The main interest in the Warner papers is likely to be found in one of two sets of documents. The first concerns the Civil War experiences of Michael Warner III. While only a few individual letters are interesting in themselves (most being filled with routine requests for food or other goods), the letters concerning Warner while he was missing in action are, as a group, the highlight. These letters underscore the confusion of battle and the organizational difficulties inherent in any military campaign, and the many conflicting interpretations of the battlefield fate of Warner are an interesting commentary on the Union army's ability to deal with MIAs.
Of secondary interest are a series of 10 letters concerning a dispute over a fence constructed on the Warners' land by Frederick Dawson. The remarkable aspect of these letters is that the argument over the placement of the fence was protracted over 20 years even though both parties agreed the fence was illegally placed. Dawson's underhanded intransigence in the matter, and Warner's increasing level of frustration is almost comical.

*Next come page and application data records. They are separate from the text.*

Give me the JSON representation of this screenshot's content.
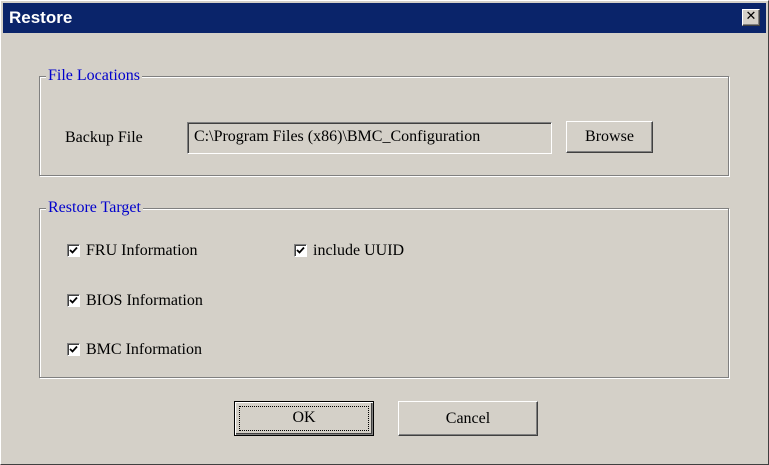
{
  "window": {
    "title": "Restore",
    "close_glyph": "✕"
  },
  "file_locations": {
    "group_label": "File Locations",
    "backup_file_label": "Backup File",
    "backup_file_value": "C:\\Program Files (x86)\\BMC_Configuration",
    "browse_label": "Browse"
  },
  "restore_target": {
    "group_label": "Restore Target",
    "options": [
      {
        "label": "FRU Information",
        "checked": true
      },
      {
        "label": "include UUID",
        "checked": true
      },
      {
        "label": "BIOS Information",
        "checked": true
      },
      {
        "label": "BMC Information",
        "checked": true
      }
    ]
  },
  "buttons": {
    "ok_label": "OK",
    "cancel_label": "Cancel"
  },
  "colors": {
    "titlebar": "#0a246a",
    "dialog_face": "#d4d0c8",
    "group_label_text": "#0000cc"
  }
}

Other non-war material includes a few interesting letters written by friends to Michael Warner, Jr., while he was at college (c.1812-1816), family documents, and some photographs of the Warner (?) home in Maryland probably taken during the 1890's.